High speed internet and a boom in investment saw South Korea’s game industry explode into a multi billion dollar industry, but now the titans behind the country’s gaming unicorns are turning their attention to a new challenge: digital parenting.
Among the 10 South Korean unicorns in 2014, 40% of them were game companies, mostly founded in early 2000s, including Nexon, SmileGate, Com2US and NCSOFT. The game developers who used to work in these game companies now are married with kids, and are using gamification to tackle early learning.
Math Game For Kids With Special Needs
When the child of a former NCSOFT developer and designer couple was born, the baby had difficulty in hearing and eating with a high risk of developmental delay in the future.
“I wish I were a doctor, nurse or special educator. Ten years of experience I built in game industry seemed so useless,” said Sooinn Lee, CEO of Enuma said.
The couple then realized how gamification can assist in the development of kids with special needs, and turned their attention to the challenge.
The couple developed their first game ‘Write My Name’, which went viral. It was voted as the top favorite app for kids in the special need community and was awarded the parents’ choice gold medal in 2011. Then they founded Enuma, to develop learning apps designed specifically for kids with special needs. The company now develops Todo Math, for kindergarten to early elementary school students.
The games looks the similar to other games, however Enuma’s games are aimed at increasing the engagement time for kids who may have trouble staying focussed.
“Learning is a repetitive process. If a child needs to count numbers or write down an answer, we make it more interactive and keep praising the child on the progress,” Gunho Lee, CTO of Enuma told TechNode.
Enuma raised a $3.7 million USD investment led by TAL education group in China and South Korea’s SoftBank Ventures, followed by its existing US investors, K9 Ventures, Newschools Venture Fund, Kapor Capital, D3Jubilee.

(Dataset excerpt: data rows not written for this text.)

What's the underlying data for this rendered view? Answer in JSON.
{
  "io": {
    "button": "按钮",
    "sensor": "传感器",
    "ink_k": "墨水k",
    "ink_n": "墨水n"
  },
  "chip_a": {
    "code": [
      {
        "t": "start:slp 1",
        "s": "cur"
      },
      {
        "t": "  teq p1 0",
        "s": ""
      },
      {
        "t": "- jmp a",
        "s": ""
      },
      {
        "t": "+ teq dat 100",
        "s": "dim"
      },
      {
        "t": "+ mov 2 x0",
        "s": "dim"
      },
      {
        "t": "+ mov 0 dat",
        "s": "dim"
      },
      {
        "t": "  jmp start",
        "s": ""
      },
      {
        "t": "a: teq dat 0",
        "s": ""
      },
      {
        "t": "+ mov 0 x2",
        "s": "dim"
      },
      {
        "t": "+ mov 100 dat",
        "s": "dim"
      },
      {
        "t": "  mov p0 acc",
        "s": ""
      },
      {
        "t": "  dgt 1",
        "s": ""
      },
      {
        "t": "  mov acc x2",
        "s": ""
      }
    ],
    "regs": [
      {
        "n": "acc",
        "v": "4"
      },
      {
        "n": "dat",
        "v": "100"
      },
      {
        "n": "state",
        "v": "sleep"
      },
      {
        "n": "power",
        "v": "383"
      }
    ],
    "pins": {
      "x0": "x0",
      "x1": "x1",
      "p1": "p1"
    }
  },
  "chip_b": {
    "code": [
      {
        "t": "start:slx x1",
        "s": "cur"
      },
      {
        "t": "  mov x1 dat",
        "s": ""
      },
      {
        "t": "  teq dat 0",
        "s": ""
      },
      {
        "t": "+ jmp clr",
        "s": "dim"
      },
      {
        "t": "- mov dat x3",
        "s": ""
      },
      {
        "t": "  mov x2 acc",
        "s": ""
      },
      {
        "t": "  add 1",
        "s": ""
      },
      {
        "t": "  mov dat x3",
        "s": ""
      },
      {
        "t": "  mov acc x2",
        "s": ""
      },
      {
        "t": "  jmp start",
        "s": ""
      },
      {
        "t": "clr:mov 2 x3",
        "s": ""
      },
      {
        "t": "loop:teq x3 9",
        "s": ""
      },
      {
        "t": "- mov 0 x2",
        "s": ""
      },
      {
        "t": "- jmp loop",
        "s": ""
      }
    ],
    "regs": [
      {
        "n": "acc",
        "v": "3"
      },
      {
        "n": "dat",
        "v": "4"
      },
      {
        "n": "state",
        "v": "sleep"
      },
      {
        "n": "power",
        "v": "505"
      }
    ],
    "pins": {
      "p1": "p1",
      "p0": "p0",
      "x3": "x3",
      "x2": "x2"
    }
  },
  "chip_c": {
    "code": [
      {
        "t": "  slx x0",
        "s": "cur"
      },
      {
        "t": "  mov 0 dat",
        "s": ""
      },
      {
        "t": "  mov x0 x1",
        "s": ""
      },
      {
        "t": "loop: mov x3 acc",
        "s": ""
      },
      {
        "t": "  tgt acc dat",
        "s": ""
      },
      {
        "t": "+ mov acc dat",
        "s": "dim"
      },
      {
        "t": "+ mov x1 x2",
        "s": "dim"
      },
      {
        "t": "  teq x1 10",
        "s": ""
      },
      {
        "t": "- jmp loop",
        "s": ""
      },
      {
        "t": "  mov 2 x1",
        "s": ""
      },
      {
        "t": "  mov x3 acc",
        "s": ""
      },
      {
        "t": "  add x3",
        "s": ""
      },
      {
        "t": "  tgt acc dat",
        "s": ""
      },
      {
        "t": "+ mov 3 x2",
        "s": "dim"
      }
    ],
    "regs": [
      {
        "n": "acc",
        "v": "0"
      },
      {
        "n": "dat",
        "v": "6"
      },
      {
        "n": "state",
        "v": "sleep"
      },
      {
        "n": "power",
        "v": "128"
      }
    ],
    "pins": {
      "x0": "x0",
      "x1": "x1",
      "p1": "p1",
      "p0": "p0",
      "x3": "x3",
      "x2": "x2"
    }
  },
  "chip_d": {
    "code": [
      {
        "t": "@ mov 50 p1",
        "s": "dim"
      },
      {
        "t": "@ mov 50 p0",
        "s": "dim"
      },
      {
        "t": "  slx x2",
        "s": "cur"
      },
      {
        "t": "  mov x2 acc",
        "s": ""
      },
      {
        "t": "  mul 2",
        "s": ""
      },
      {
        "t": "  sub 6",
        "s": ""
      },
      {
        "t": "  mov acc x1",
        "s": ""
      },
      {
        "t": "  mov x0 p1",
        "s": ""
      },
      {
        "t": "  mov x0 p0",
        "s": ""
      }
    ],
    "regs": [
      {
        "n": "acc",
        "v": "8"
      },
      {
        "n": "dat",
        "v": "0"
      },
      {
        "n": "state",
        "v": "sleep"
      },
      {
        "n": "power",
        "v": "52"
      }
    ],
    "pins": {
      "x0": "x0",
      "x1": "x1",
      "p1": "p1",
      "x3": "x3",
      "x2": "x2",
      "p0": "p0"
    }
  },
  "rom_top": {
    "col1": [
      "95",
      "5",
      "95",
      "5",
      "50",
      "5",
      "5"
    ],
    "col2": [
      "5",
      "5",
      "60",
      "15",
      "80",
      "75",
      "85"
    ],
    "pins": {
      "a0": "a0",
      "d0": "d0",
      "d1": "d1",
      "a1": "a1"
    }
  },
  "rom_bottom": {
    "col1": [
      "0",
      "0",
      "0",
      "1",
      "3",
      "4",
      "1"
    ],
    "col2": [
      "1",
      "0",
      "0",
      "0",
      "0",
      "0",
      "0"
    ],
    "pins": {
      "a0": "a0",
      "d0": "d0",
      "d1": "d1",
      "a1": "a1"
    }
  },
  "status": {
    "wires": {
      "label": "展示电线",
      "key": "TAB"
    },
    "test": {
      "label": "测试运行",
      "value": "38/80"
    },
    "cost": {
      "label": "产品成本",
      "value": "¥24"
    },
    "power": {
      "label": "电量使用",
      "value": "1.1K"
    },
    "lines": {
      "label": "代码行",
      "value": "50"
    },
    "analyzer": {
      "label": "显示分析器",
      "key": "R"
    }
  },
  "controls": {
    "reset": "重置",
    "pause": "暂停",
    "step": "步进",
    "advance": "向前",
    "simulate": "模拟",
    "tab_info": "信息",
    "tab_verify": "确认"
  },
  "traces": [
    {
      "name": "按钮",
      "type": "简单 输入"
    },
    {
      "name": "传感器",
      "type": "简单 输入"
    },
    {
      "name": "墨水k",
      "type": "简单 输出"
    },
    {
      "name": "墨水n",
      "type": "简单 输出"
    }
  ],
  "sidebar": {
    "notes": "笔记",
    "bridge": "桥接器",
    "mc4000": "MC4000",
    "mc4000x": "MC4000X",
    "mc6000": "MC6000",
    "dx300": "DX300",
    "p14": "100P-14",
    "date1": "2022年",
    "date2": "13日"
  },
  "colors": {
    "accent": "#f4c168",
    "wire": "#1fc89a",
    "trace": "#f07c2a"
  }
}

“I was surprised to see that some of Chinese parents were using our app for the early education of their children,” Mr. Lee says. “There are some parts in China that don’t have educational infrastructure but have phones to access educational apps. We want to help children from difficult social, economic background and those have require special needs to have universal access to education.”
Children’s Books Turning Into Education Apps
The CEO of Smartstudy, Minseok Kim, previously worked in Nexon, one of South Korea’s gaming unicorns.
“I started to realize the importance of child education, and thought of making games for children. In the company, a lot of our team members are previous game developers from Nexon or NCsoft who are now dads,” says Mr. Kim. Many of the content creators at SmartStudy hail from children’s book publishing.
The Seoul-based child education app company has been welcomed by Chinese internet companies. The company’s seven ‘PINKFONG’ education apps are now within the Xiaomi, Baidu and Qihoo app stores, and were top ranked in the Xiaomi app store’s education category. Recently, the company reached an agreement with Xiaomi to provide 450 pieces of child education content on its own channel for Xiaomi’s Mi TV and Mi Box.
“Many of our apps are made based on chant melodies. I think it’s one of the reasons why children like studying with our content so much,” Mr. Kim said. “Preschool education content can be expanded globally without so much localization. It’s when these kids go to school they start to learn about their country’s culture and history, which needs sophisticated localization.”
SmartStudy received an $8.6 million USD series A funding from KDB Capital and IBK Capital, and recorded $8 million USD in sales last year. Incubated in NEOPLY China last year, and supported by Born2Global, the company recently opened a Shanghai office.
Image Credit: Enuma, SmartStudy